It seems like the founder of Barstool Sports has become the subject of controversy yet again when The View host Sunny Hostin reacted to an interview he conducted with President Trump. The interview in question occurred right outside the Oval Office, where the two men discussed a variety of topics from COVID-19 to Twitter, to Da Ali G Show. Sunny Hostin was critical of Dave Portnoy and the interview, and now the two have found themselves in a bit of a beef.
What did Sunny Hostin have to say about Dave Portnoy's interview with Trump?

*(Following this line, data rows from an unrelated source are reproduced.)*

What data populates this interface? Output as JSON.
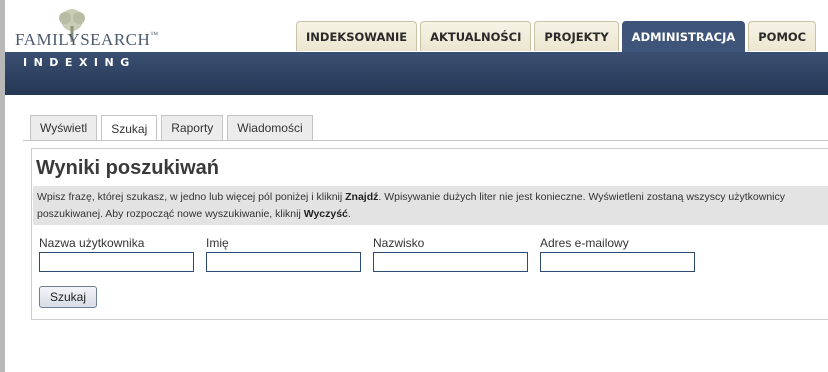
{
  "header": {
    "logo_text": "FAMILYSEARCH",
    "band_label": "INDEXING",
    "nav_tabs": [
      {
        "label": "INDEKSOWANIE",
        "active": false
      },
      {
        "label": "AKTUALNOŚCI",
        "active": false
      },
      {
        "label": "PROJEKTY",
        "active": false
      },
      {
        "label": "ADMINISTRACJA",
        "active": true
      },
      {
        "label": "POMOC",
        "active": false
      }
    ]
  },
  "subtabs": [
    {
      "label": "Wyświetl",
      "active": false
    },
    {
      "label": "Szukaj",
      "active": true
    },
    {
      "label": "Raporty",
      "active": false
    },
    {
      "label": "Wiadomości",
      "active": false
    }
  ],
  "main": {
    "title": "Wyniki poszukiwań",
    "instructions_1": "Wpisz frazę, której szukasz, w jedno lub więcej pól poniżej i kliknij ",
    "instructions_find": "Znajdź",
    "instructions_2": ". Wpisywanie dużych liter nie jest konieczne. Wyświetleni zostaną wszyscy użytkownicy ",
    "instructions_3": "poszukiwanej. Aby rozpocząć nowe wyszukiwanie, kliknij ",
    "instructions_clear": "Wyczyść",
    "instructions_4": ".",
    "fields": [
      {
        "label": "Nazwa użytkownika",
        "value": ""
      },
      {
        "label": "Imię",
        "value": ""
      },
      {
        "label": "Nazwisko",
        "value": ""
      },
      {
        "label": "Adres e-mailowy",
        "value": ""
      }
    ],
    "search_button": "Szukaj"
  },
  "colors": {
    "header_band": "#2f4265",
    "active_tab": "#3e5478",
    "tab_bg": "#f2eedb",
    "input_border": "#2d4a72"
  },
  "icons": {
    "logo": "family-tree-icon"
  }
}
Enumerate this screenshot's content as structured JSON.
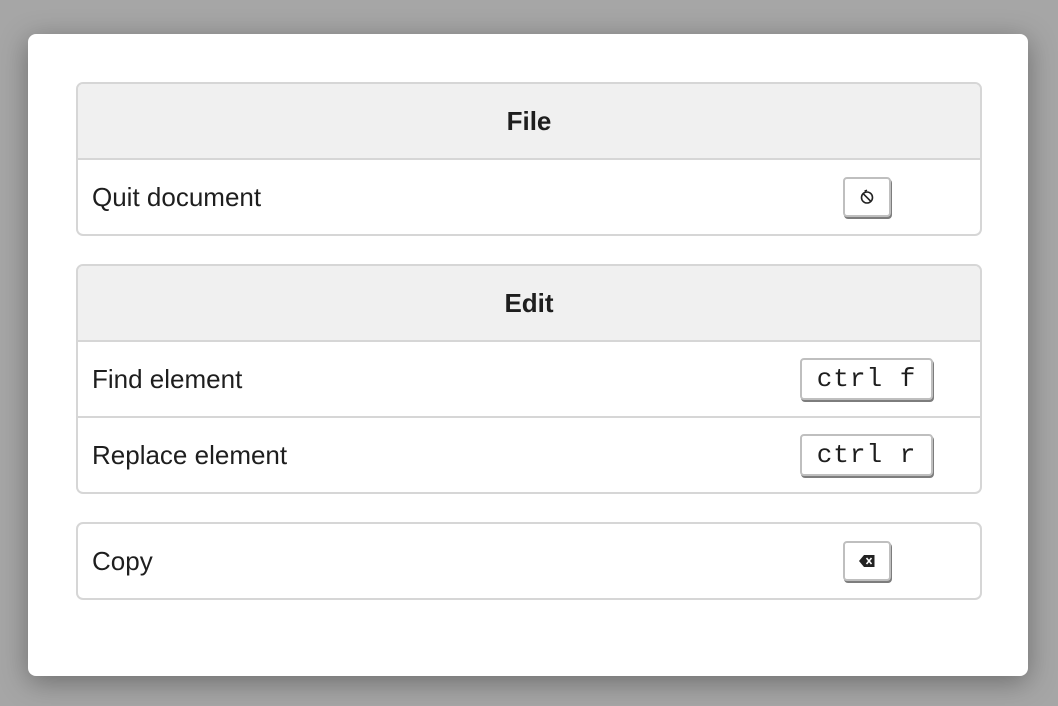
{
  "groups": [
    {
      "title": "File",
      "items": [
        {
          "label": "Quit document",
          "shortcut_icon": "no-entry-icon"
        }
      ]
    },
    {
      "title": "Edit",
      "items": [
        {
          "label": "Find element",
          "shortcut": "ctrl f"
        },
        {
          "label": "Replace element",
          "shortcut": "ctrl r"
        }
      ]
    },
    {
      "title": "",
      "items": [
        {
          "label": "Copy",
          "shortcut_icon": "backspace-icon"
        }
      ]
    }
  ]
}
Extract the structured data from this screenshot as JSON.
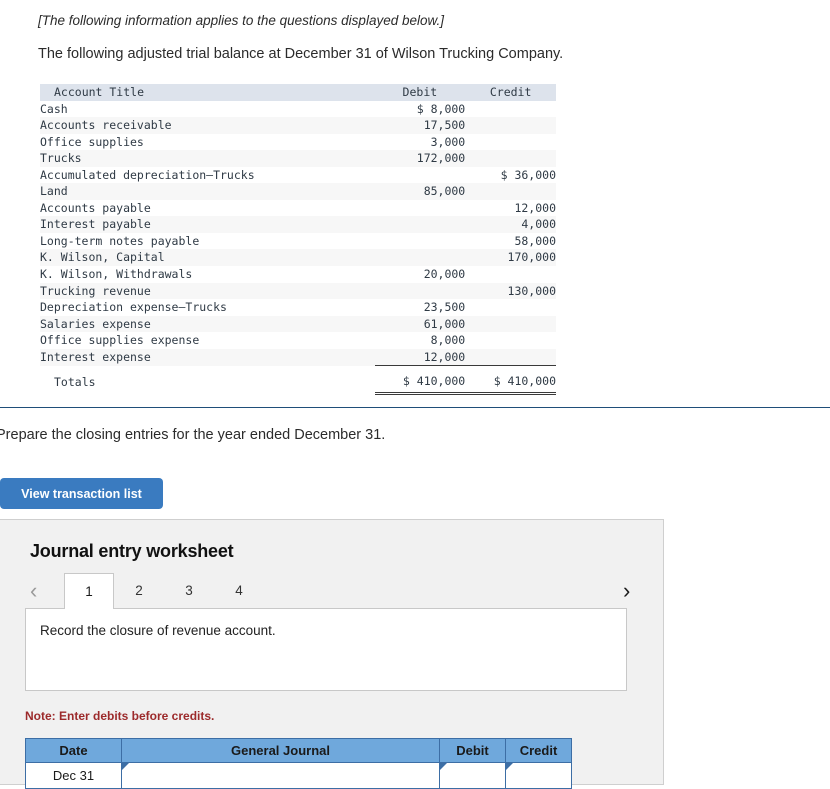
{
  "intro": {
    "bracket_note": "[The following information applies to the questions displayed below.]",
    "lead_in": "The following adjusted trial balance at December 31 of Wilson Trucking Company."
  },
  "trial_balance": {
    "columns": [
      "Account Title",
      "Debit",
      "Credit"
    ],
    "rows": [
      {
        "title": "Cash",
        "debit": "$ 8,000",
        "credit": ""
      },
      {
        "title": "Accounts receivable",
        "debit": "17,500",
        "credit": ""
      },
      {
        "title": "Office supplies",
        "debit": "3,000",
        "credit": ""
      },
      {
        "title": "Trucks",
        "debit": "172,000",
        "credit": ""
      },
      {
        "title": "Accumulated depreciation—Trucks",
        "debit": "",
        "credit": "$ 36,000"
      },
      {
        "title": "Land",
        "debit": "85,000",
        "credit": ""
      },
      {
        "title": "Accounts payable",
        "debit": "",
        "credit": "12,000"
      },
      {
        "title": "Interest payable",
        "debit": "",
        "credit": "4,000"
      },
      {
        "title": "Long-term notes payable",
        "debit": "",
        "credit": "58,000"
      },
      {
        "title": "K. Wilson, Capital",
        "debit": "",
        "credit": "170,000"
      },
      {
        "title": "K. Wilson, Withdrawals",
        "debit": "20,000",
        "credit": ""
      },
      {
        "title": "Trucking revenue",
        "debit": "",
        "credit": "130,000"
      },
      {
        "title": "Depreciation expense—Trucks",
        "debit": "23,500",
        "credit": ""
      },
      {
        "title": "Salaries expense",
        "debit": "61,000",
        "credit": ""
      },
      {
        "title": "Office supplies expense",
        "debit": "8,000",
        "credit": ""
      },
      {
        "title": "Interest expense",
        "debit": "12,000",
        "credit": ""
      }
    ],
    "totals": {
      "title": "Totals",
      "debit": "$ 410,000",
      "credit": "$ 410,000"
    }
  },
  "requirement": {
    "text": "Prepare the closing entries for the year ended December 31."
  },
  "buttons": {
    "view_transaction_list": "View transaction list"
  },
  "worksheet": {
    "title": "Journal entry worksheet",
    "prev_icon": "chevron-left-icon",
    "next_icon": "chevron-right-icon",
    "prev_glyph": "‹",
    "next_glyph": "›",
    "tabs": [
      {
        "label": "1",
        "active": true
      },
      {
        "label": "2",
        "active": false
      },
      {
        "label": "3",
        "active": false
      },
      {
        "label": "4",
        "active": false
      }
    ],
    "active_tab": "1",
    "instruction": "Record the closure of revenue account.",
    "note": "Note: Enter debits before credits.",
    "journal_table": {
      "columns": [
        "Date",
        "General Journal",
        "Debit",
        "Credit"
      ],
      "rows": [
        {
          "date": "Dec 31",
          "general_journal": "",
          "debit": "",
          "credit": ""
        }
      ]
    }
  },
  "colors": {
    "accent_blue": "#3a7bc0",
    "table_header_blue": "#6fa8dc",
    "table_header_border": "#3d6ea5",
    "divider_navy": "#1f4e79",
    "tb_header_bg": "#dde3ec",
    "tb_stripe": "#f7f7f7",
    "note_red": "#9c2a2b",
    "panel_bg": "#f1f1f1"
  }
}
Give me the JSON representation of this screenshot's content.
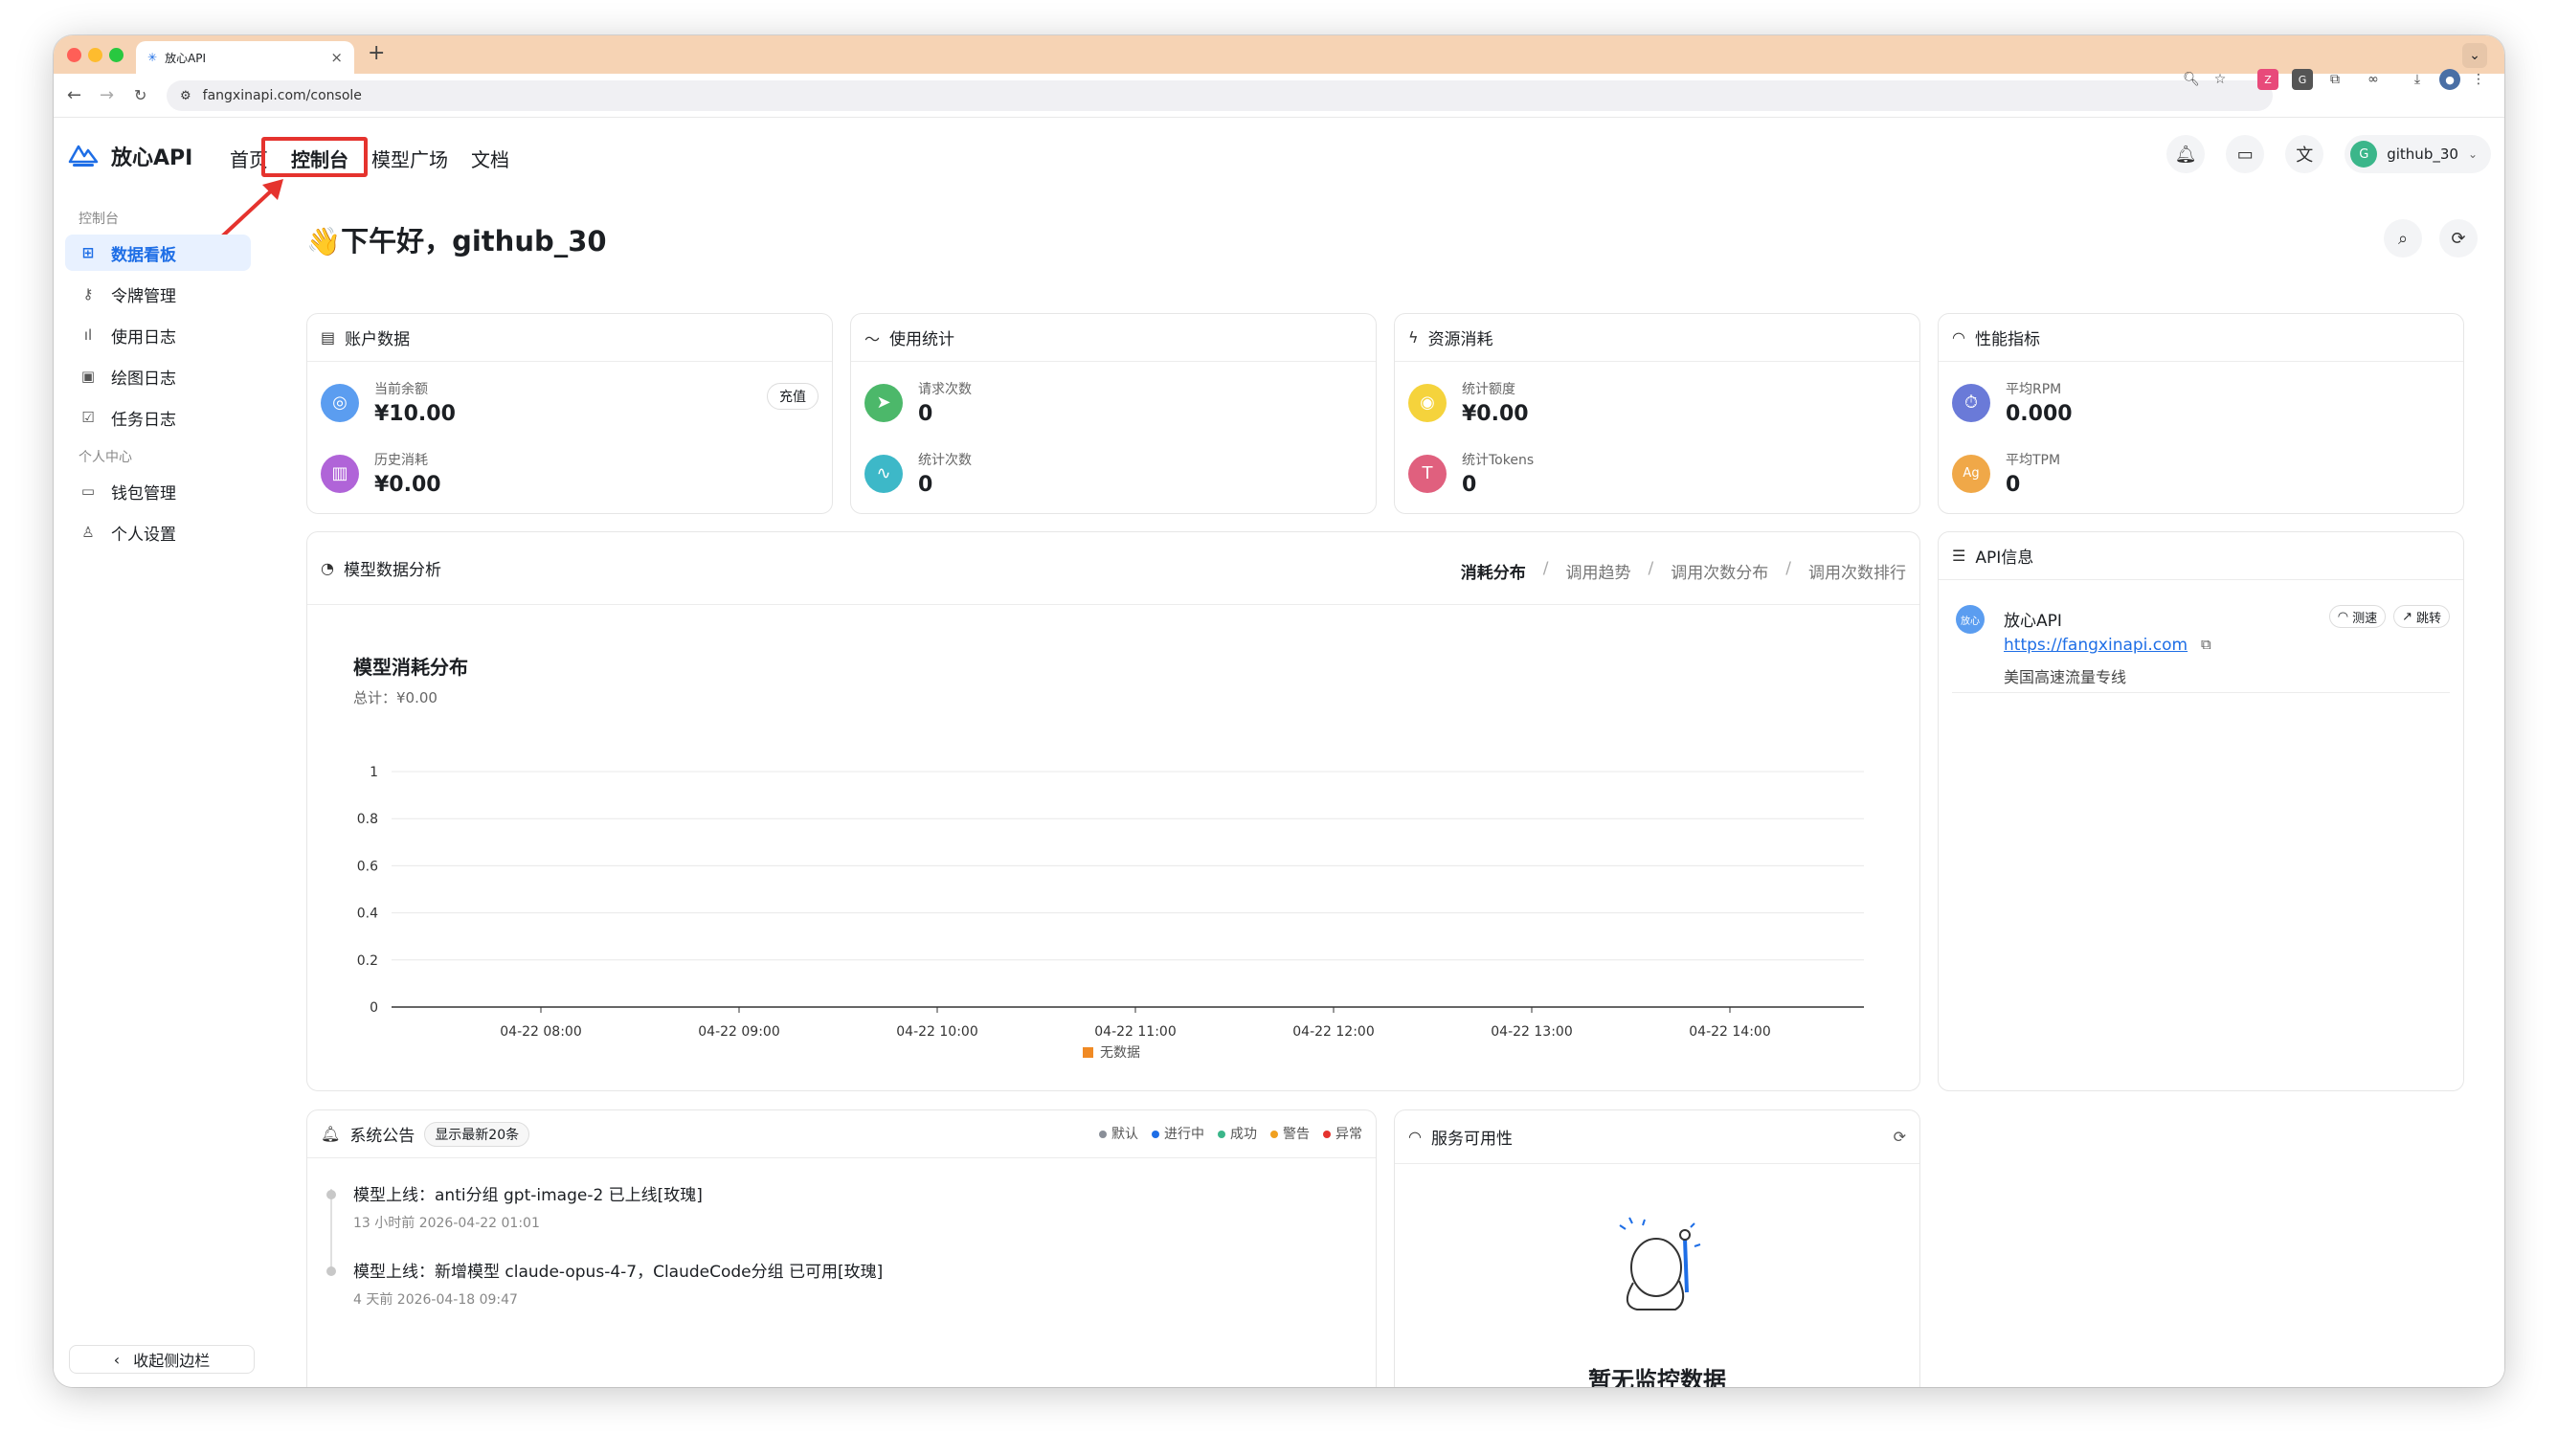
{
  "browser": {
    "tab_title": "放心API",
    "url": "fangxinapi.com/console"
  },
  "header": {
    "brand": "放心API",
    "nav": [
      "首页",
      "控制台",
      "模型广场",
      "文档"
    ],
    "user_initial": "G",
    "username": "github_30"
  },
  "sidebar": {
    "group1": "控制台",
    "items1": [
      "数据看板",
      "令牌管理",
      "使用日志",
      "绘图日志",
      "任务日志"
    ],
    "group2": "个人中心",
    "items2": [
      "钱包管理",
      "个人设置"
    ],
    "collapse": "收起侧边栏"
  },
  "greeting": "👋下午好，github_30",
  "cards": {
    "account": {
      "title": "账户数据",
      "balance_label": "当前余额",
      "balance": "¥10.00",
      "spent_label": "历史消耗",
      "spent": "¥0.00",
      "recharge": "充值"
    },
    "usage": {
      "title": "使用统计",
      "req_label": "请求次数",
      "req": "0",
      "stat_label": "统计次数",
      "stat": "0"
    },
    "resource": {
      "title": "资源消耗",
      "quota_label": "统计额度",
      "quota": "¥0.00",
      "tokens_label": "统计Tokens",
      "tokens": "0"
    },
    "perf": {
      "title": "性能指标",
      "rpm_label": "平均RPM",
      "rpm": "0.000",
      "tpm_label": "平均TPM",
      "tpm": "0"
    }
  },
  "analysis": {
    "title": "模型数据分析",
    "tabs": [
      "消耗分布",
      "调用趋势",
      "调用次数分布",
      "调用次数排行"
    ]
  },
  "chart_data": {
    "type": "bar",
    "title": "模型消耗分布",
    "subtitle": "总计：¥0.00",
    "categories": [
      "04-22 08:00",
      "04-22 09:00",
      "04-22 10:00",
      "04-22 11:00",
      "04-22 12:00",
      "04-22 13:00",
      "04-22 14:00"
    ],
    "yticks": [
      "0",
      "0.2",
      "0.4",
      "0.6",
      "0.8",
      "1"
    ],
    "ylim": [
      0,
      1
    ],
    "series": [
      {
        "name": "无数据",
        "values": [
          0,
          0,
          0,
          0,
          0,
          0,
          0
        ]
      }
    ],
    "legend_color": "#f08a24",
    "grid": true,
    "legend": "bottom"
  },
  "api_info": {
    "title": "API信息",
    "avatar": "放心",
    "name": "放心API",
    "url": "https://fangxinapi.com",
    "desc": "美国高速流量专线",
    "speed": "测速",
    "jump": "跳转"
  },
  "announcements": {
    "title": "系统公告",
    "badge": "显示最新20条",
    "legend": [
      {
        "label": "默认",
        "color": "#8a8f98"
      },
      {
        "label": "进行中",
        "color": "#1e6ee6"
      },
      {
        "label": "成功",
        "color": "#3bb68a"
      },
      {
        "label": "警告",
        "color": "#f0a020"
      },
      {
        "label": "异常",
        "color": "#e5332e"
      }
    ],
    "items": [
      {
        "text": "模型上线：anti分组 gpt-image-2 已上线[玫瑰]",
        "meta": "13 小时前 2026-04-22 01:01"
      },
      {
        "text": "模型上线：新增模型 claude-opus-4-7，ClaudeCode分组 已可用[玫瑰]",
        "meta": "4 天前 2026-04-18 09:47"
      }
    ]
  },
  "service": {
    "title": "服务可用性",
    "empty": "暂无监控数据"
  }
}
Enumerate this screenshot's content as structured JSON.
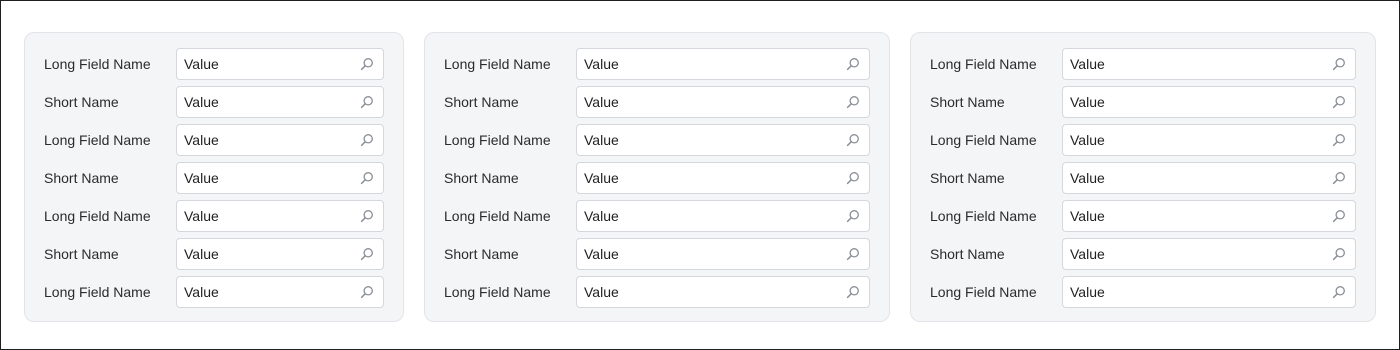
{
  "colors": {
    "panel_bg": "#f4f5f7",
    "input_border": "#d4d7dc",
    "icon": "#8a8f96"
  },
  "panels": [
    {
      "rows": [
        {
          "label": "Long Field Name",
          "value": "Value",
          "icon": "search-icon"
        },
        {
          "label": "Short Name",
          "value": "Value",
          "icon": "search-icon"
        },
        {
          "label": "Long Field Name",
          "value": "Value",
          "icon": "search-icon"
        },
        {
          "label": "Short Name",
          "value": "Value",
          "icon": "search-icon"
        },
        {
          "label": "Long Field Name",
          "value": "Value",
          "icon": "search-icon"
        },
        {
          "label": "Short Name",
          "value": "Value",
          "icon": "search-icon"
        },
        {
          "label": "Long Field Name",
          "value": "Value",
          "icon": "search-icon"
        }
      ]
    },
    {
      "rows": [
        {
          "label": "Long Field Name",
          "value": "Value",
          "icon": "search-icon"
        },
        {
          "label": "Short Name",
          "value": "Value",
          "icon": "search-icon"
        },
        {
          "label": "Long Field Name",
          "value": "Value",
          "icon": "search-icon"
        },
        {
          "label": "Short Name",
          "value": "Value",
          "icon": "search-icon"
        },
        {
          "label": "Long Field Name",
          "value": "Value",
          "icon": "search-icon"
        },
        {
          "label": "Short Name",
          "value": "Value",
          "icon": "search-icon"
        },
        {
          "label": "Long Field Name",
          "value": "Value",
          "icon": "search-icon"
        }
      ]
    },
    {
      "rows": [
        {
          "label": "Long Field Name",
          "value": "Value",
          "icon": "search-icon"
        },
        {
          "label": "Short Name",
          "value": "Value",
          "icon": "search-icon"
        },
        {
          "label": "Long Field Name",
          "value": "Value",
          "icon": "search-icon"
        },
        {
          "label": "Short Name",
          "value": "Value",
          "icon": "search-icon"
        },
        {
          "label": "Long Field Name",
          "value": "Value",
          "icon": "search-icon"
        },
        {
          "label": "Short Name",
          "value": "Value",
          "icon": "search-icon"
        },
        {
          "label": "Long Field Name",
          "value": "Value",
          "icon": "search-icon"
        }
      ]
    }
  ]
}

The dialogue between the Barstool Sports founder and President Trump started off with Dave giving the commander-in-chief credit as being the only person in an Ali G segment to sniff out that the comedian was actually a fake interviewer. Trump gave Sacha Baron Cohen less than 30 seconds and immediately stepped out of the room. Trump thanked Portnoy for giving him "credit for that," before smiling and saying, "I like this interview, no matter what he does, I like this interview now."
Sunny Hostin wasn't quite as thrilled over the interview, pointing to Portnoy's history of making racially charged jokes and behavior that's been called by many to be insensitive and misogynistic. She said: "It didn’t strike me as odd, at all, that [Trump] chose to sit with Dave Portnoy, because Dave Portnoy is such a controversial figure. I mean, he’s had many of his employees quit because of racism, he called [Colin] Kaepernick an ‘ISIS guy.'"
She continued, "Barstool Sports reporters refused to sit down with HBO because they feared rape threats, he’s been on video using the n-word and, so, it’s not surprising to me that Trump would sit down with someone with that kind of reputation."
Hostin highlighted many "problematic" instances of Dave Portnoy's history in her commentary of his Trump interview.
The Colin Kaepernick incident where he likened the quarterback's countenance to Osama Bin Laden's, made the rounds on Twitter again, along with his usage of the "n-word" and making jokes that reference blackface. Some of the site's reporters have publicly disapproved of Portnoy's behavior, and many believe this is the chief reason as to why Barstool's popular contributor Trill left the platform.
Good on Sunny for not letting it slide that Dave Portnoy is hella problematic after Meghan tried to paint a rosy, congratulatory picture#TheView— Darrell Bear (@MrChillBro) July 27, 2020
barstool sports in general comes off as problematic and republican-leaning to me. Takes a lot to be worse than #ESPN and they are
Dave Portnoy responded to Sunny Hostin's comments, starting their "beef."
The popular sports journalism figure provided an itemized repudiation of Hostin's claims on social media, stating that HBO did do a story on him, that he's never made a rape threat, and that the context behind his usage of the "n-word" was when he was singing a Ja Rule song in an announcement that the musician was performing at a Barstool Super Bowl party.
He capped off his tweet with "#FakeNews," and called the second claim he responded to a "flat out lie" perpetuated by Hostin.
Portnoy has become an increasingly controversial and much-lambasted figure on social media for his behavior. The founder has long defended his comments, refusing to apologize for jokes he believes were clearly made in jest.
However, he has switched stances recently in messaging to the site's employees and staff. "I wasn't going to apologize because I knew I was trying to be funny. I wasn't trying to offend. The intent was to make people laugh. Here's what happened: unbeknownst to me and something I didn't plan on doing, I alienated a lot of the people who work for me now," Portnoy said.
He also went on to state that Barstool has gone out of its way to put more women and minorities in its workplace, adding that those who are employed by the site shouldn't "defend" him just because they're working there. In the same video, Portnoy continued, "I did a very poor job in that first video making it clear who I believe I was responding to, which is just pure Barstool haters."
"I don't care what people who don't know me think about me. I care very much about people who do know me and work at Barstool and if they're bringing up concerns and issues, I'll always f---in' listen. And they have been bringing up the issues. They're like, 'You have to admit this is f---in' wrong.' I should have had their back from the very beginning and been like, 'Yep, I wish I didn't f---in' say that s---, I'm sorry.'"